Challenging tasks for the participants

In order to be able to apply in prac­tice what we have learned in the lec­tures, the ex­perts set vari­ous tasks on Tues­day and Wednesday after­noon. These ranged from theo­reti­cal basics to the step-by-step ex­peri­men­tal con­struc­tion of a quan­tum com­puter (on pa­per) to pro­gramming code, which was even exe­cuted on a real quan­tum com­puter at IBM in the end. The groups here were made up of stu­dents from dif­ferent years, so that each per­son could con­trib­ute their own knowledge and net­work­ing be­tween the years was en­couraged. Thanks to the good weather, most of the tasks could be solved out­doors on the beau­tiful uni­versi­ty cam­pus at Re­gens­burg. The re­sults of the group work were then pre­sent­ed to the other groups in a plena­ry ses­sion on the last day.
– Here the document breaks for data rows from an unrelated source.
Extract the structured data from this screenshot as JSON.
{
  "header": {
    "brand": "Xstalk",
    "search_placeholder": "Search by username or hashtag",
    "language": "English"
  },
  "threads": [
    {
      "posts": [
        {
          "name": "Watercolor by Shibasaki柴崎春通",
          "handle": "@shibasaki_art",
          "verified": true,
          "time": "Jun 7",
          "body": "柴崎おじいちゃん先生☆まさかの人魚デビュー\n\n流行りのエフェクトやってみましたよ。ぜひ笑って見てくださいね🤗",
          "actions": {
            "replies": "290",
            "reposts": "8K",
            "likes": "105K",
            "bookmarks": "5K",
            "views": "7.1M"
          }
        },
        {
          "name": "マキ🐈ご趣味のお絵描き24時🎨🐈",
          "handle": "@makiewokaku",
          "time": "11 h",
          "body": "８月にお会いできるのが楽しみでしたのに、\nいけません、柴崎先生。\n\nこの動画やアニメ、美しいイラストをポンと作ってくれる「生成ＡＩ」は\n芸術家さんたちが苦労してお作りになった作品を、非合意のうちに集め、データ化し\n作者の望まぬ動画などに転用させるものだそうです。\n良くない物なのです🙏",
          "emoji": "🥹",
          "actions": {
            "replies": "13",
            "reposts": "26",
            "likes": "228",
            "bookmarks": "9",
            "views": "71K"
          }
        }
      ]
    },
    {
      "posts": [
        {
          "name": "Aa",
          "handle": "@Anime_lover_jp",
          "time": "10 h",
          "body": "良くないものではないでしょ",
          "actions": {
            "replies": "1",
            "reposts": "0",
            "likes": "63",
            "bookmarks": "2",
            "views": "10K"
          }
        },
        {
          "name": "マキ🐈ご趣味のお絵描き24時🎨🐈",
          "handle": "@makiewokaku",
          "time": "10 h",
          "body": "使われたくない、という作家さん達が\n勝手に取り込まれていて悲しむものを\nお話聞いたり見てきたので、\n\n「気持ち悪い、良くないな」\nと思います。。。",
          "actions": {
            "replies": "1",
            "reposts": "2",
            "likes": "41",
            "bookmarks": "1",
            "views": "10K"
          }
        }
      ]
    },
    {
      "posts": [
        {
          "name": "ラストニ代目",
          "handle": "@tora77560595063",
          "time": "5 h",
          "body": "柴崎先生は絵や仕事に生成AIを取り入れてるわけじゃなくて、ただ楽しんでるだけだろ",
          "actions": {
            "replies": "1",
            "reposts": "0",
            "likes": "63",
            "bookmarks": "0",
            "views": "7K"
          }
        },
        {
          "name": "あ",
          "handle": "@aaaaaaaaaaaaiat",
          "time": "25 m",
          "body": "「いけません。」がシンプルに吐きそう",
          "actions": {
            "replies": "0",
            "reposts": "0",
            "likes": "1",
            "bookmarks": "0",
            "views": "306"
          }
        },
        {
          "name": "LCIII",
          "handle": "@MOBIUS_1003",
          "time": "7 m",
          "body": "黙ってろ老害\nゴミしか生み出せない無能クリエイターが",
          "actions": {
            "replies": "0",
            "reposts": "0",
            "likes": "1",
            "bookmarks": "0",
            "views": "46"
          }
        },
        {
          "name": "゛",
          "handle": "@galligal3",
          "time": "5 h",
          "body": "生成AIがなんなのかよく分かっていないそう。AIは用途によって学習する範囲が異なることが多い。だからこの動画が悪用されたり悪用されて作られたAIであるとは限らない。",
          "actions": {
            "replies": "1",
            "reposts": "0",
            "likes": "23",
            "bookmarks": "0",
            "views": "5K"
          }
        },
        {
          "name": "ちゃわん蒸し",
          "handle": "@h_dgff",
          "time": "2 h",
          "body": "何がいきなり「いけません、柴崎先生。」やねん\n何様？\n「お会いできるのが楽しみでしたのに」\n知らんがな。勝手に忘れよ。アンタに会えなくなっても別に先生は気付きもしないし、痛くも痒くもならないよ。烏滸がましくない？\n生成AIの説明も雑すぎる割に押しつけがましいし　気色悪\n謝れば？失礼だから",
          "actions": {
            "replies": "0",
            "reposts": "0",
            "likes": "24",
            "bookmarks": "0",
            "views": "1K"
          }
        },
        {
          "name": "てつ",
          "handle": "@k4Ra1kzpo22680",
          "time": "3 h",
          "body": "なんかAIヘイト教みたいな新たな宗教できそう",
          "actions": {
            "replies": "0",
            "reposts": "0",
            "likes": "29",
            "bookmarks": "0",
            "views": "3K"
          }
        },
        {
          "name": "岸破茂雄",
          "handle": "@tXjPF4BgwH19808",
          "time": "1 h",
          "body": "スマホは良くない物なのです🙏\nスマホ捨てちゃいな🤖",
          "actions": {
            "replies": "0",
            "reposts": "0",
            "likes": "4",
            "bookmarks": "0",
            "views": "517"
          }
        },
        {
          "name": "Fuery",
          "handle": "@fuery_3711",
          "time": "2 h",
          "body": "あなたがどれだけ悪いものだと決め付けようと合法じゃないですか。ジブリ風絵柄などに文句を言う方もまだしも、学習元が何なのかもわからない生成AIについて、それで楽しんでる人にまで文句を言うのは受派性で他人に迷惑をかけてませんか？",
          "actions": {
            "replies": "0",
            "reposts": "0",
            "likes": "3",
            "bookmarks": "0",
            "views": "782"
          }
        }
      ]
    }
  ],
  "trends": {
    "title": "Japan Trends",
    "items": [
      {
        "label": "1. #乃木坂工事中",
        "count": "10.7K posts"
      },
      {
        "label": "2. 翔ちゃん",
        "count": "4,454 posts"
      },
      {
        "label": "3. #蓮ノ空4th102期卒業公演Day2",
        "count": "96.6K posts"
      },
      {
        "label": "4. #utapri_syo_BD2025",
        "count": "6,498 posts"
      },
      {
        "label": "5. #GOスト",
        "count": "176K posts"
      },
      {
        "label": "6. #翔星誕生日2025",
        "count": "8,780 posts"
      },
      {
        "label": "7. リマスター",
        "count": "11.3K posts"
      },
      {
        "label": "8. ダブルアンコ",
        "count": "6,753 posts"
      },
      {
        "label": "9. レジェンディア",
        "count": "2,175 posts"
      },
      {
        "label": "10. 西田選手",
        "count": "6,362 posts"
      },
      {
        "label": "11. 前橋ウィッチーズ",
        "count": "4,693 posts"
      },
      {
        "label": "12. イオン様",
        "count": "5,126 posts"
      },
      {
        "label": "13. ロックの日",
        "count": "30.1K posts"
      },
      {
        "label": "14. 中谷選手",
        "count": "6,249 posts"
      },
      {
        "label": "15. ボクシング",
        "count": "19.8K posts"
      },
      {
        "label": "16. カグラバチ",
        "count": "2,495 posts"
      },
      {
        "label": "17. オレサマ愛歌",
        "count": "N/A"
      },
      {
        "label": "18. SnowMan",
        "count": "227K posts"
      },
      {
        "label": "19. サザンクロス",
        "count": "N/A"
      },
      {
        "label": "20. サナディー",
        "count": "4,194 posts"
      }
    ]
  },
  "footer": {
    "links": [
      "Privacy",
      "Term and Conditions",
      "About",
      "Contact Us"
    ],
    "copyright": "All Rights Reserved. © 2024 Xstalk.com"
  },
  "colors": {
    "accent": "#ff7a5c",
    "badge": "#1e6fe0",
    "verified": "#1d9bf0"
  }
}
A bit of Italian flair

But the social aspect was not ne­glect­ed ei­ther. To add a little Ital­ian flair, we had lunch at the Uni­versi­ty of Re­gens­burg's pizze­ria. This was a good op­por­tunity to talk to the lec­turers and dis­cuss fur­ther ques­tions about their lec­tures and re­search top­ics. The eve­nings were most­ly free, so the par­tici­pants of the study week ex­plored sum­mery Re­gens­burg by night and spent many hours on the banks of the Dan­ube.

Regensburg from a new perspective

On Thursday, there were two city tours of sev­eral hours with excit­ing topics to choose from. These took us deep into Re­gens­burg's histo­ry and we learned how to­day's city­scape came about. The Re­gens­burg stu­dents were also able to learn a lot of new things about their uni­versi­ty city. Af­ter­wards, a hike was on the agen­da, and the late sum­mer gave us fan­tastic weather for it. We went north over the fa­mous Stei­nerne Brücke to the Win­zerer Höhen and then west along the Dan­ube, where we were re­ward­ed with a beau­tiful view of Re­gens­burg's old town, which, by the way, has been a UNESCO World Herit­age Site since 2006 to­gether with Stadtamhof (the part north of the Stei­nerne Brücke). The even­ing was rounded off with a visit to a beer gar­den di­rectly on the Dan­ube, where we were able to sam­ple a wide varie­ty of Ba­varian deli­ca­cies.

Text: Mar­tin Majewski, Max Jo­seph Fahn, Elite Grad­uate Pro­gram "Physics Ad­vanced with inte­grated grad­uate pro­gram"